In a unanimous opinion issued by the Michigan Supreme Court (MSC), the panel of judges held that police officers, regardless of whether they lie, cannot be charged criminally from an involuntary statement. The court, acting in People v. Harris (SC docket No. 149872), overturned a decision by the Court of Appeals. The case examined whether three Detroit officers could be charged with obstruction of justice after lying in an internal investigation about whether one of them, Officer Nevin Hughes, assaulted a person while on duty. The issue was whether the Disclosures by Law Enforcement Officers Act (DLEOA) rendered the charge invalid. The DLEOA protects officers making “involuntary statements,” meaning information provided at the threat of any employment sanction, from use in a subsequent criminal proceeding.

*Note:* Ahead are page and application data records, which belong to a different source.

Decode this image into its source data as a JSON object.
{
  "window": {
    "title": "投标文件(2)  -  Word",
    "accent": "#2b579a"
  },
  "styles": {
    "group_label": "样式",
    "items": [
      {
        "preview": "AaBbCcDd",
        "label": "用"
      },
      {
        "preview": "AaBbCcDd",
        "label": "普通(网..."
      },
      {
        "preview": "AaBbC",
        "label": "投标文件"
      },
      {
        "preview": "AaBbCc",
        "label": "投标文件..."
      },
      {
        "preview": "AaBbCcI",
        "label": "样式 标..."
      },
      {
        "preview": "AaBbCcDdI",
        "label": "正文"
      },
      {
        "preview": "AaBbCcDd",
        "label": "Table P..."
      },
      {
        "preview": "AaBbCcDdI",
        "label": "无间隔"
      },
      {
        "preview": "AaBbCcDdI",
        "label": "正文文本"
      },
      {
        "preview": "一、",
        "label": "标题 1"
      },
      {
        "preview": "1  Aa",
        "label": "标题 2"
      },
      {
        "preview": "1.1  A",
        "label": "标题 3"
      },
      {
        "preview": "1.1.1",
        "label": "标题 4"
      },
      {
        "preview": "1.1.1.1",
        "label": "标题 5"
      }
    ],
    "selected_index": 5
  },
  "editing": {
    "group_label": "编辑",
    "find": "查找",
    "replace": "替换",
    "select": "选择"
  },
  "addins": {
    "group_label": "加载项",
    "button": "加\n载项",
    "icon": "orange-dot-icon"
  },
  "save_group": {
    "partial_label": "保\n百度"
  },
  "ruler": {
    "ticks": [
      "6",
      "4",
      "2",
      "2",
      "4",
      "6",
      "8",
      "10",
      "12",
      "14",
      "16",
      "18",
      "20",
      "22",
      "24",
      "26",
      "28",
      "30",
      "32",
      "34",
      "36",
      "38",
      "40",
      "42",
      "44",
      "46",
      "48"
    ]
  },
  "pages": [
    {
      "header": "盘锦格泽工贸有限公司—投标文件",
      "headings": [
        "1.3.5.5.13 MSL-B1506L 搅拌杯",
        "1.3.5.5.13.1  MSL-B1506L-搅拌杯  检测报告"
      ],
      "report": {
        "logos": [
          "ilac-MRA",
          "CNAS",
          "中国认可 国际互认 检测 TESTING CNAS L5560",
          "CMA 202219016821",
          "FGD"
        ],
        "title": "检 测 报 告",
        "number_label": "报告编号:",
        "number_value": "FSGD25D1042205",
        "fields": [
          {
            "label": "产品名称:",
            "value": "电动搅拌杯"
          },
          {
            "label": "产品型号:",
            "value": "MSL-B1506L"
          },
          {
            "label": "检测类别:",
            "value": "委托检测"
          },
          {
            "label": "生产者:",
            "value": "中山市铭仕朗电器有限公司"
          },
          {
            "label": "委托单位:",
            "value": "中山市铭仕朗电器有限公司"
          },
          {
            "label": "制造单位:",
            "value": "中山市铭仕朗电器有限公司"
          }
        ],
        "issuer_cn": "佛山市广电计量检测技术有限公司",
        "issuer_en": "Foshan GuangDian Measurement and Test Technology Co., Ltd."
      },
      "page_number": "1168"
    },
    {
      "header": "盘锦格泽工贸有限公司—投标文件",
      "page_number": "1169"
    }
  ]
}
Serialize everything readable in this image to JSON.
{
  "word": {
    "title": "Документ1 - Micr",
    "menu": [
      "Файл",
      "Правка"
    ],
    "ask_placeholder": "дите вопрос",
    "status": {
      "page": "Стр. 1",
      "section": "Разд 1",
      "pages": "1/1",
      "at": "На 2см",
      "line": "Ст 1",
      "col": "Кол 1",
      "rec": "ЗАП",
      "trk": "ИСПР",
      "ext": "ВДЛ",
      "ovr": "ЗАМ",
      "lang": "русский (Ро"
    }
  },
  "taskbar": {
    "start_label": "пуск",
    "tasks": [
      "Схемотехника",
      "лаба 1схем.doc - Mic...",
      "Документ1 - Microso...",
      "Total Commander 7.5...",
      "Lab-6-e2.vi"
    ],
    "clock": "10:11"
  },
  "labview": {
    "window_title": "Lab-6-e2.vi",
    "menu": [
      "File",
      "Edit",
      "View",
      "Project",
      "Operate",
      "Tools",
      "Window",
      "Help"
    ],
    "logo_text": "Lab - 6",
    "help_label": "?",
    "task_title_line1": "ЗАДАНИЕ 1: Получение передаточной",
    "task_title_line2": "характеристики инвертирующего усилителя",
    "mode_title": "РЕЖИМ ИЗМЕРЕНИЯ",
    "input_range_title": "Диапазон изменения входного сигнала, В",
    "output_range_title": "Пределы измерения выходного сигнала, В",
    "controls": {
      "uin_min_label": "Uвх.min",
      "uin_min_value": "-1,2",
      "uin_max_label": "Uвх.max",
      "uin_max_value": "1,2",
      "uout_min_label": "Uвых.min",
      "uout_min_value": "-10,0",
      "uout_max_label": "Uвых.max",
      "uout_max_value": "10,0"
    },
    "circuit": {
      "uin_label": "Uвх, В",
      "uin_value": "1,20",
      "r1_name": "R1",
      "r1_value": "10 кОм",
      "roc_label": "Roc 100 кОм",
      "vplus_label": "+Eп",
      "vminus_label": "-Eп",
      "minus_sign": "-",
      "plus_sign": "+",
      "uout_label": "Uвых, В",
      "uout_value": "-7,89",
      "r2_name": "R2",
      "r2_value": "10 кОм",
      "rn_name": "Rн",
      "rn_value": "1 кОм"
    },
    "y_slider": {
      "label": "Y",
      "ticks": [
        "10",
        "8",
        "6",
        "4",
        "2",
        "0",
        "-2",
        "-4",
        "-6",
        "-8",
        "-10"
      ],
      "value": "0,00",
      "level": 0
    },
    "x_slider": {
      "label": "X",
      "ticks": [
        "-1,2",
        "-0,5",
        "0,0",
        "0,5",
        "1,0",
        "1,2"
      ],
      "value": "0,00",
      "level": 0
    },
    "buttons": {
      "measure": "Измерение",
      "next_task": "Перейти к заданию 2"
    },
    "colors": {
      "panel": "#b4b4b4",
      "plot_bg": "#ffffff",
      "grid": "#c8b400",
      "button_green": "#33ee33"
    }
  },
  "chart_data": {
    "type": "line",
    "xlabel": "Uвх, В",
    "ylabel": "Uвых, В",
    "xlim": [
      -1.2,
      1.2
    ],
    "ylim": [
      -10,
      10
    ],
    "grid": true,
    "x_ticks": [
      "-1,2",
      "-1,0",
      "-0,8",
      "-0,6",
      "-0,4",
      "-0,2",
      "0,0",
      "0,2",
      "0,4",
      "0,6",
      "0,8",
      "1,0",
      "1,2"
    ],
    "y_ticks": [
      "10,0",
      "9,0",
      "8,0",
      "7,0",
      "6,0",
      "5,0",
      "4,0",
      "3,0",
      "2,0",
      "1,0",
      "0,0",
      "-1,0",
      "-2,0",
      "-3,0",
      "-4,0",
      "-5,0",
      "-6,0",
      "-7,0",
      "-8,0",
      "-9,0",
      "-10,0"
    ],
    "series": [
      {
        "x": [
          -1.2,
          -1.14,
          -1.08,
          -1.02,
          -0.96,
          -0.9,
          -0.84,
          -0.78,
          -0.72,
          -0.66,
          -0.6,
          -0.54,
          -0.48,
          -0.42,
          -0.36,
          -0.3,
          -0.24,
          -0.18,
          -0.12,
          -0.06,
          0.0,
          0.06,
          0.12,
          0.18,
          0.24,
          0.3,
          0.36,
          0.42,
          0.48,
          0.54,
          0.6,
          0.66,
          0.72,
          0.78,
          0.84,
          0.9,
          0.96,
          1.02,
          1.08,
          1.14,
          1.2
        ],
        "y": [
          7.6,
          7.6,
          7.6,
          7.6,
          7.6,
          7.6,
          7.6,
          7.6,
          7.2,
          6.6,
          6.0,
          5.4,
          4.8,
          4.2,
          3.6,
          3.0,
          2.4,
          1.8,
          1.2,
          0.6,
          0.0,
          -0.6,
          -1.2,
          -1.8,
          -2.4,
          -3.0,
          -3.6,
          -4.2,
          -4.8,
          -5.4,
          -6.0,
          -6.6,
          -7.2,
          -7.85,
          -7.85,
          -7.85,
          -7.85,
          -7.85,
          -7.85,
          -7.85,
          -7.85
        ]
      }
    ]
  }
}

In an opinion authored by Justice Brian Zahra, the Supreme Court held that the law’s intent was to allow officers to provide information during internal investigations, seemingly with immunity from prosecution to encourage truthfulness, although this seems to have caused the opposite to occur in this instance, noted Justice Zahra.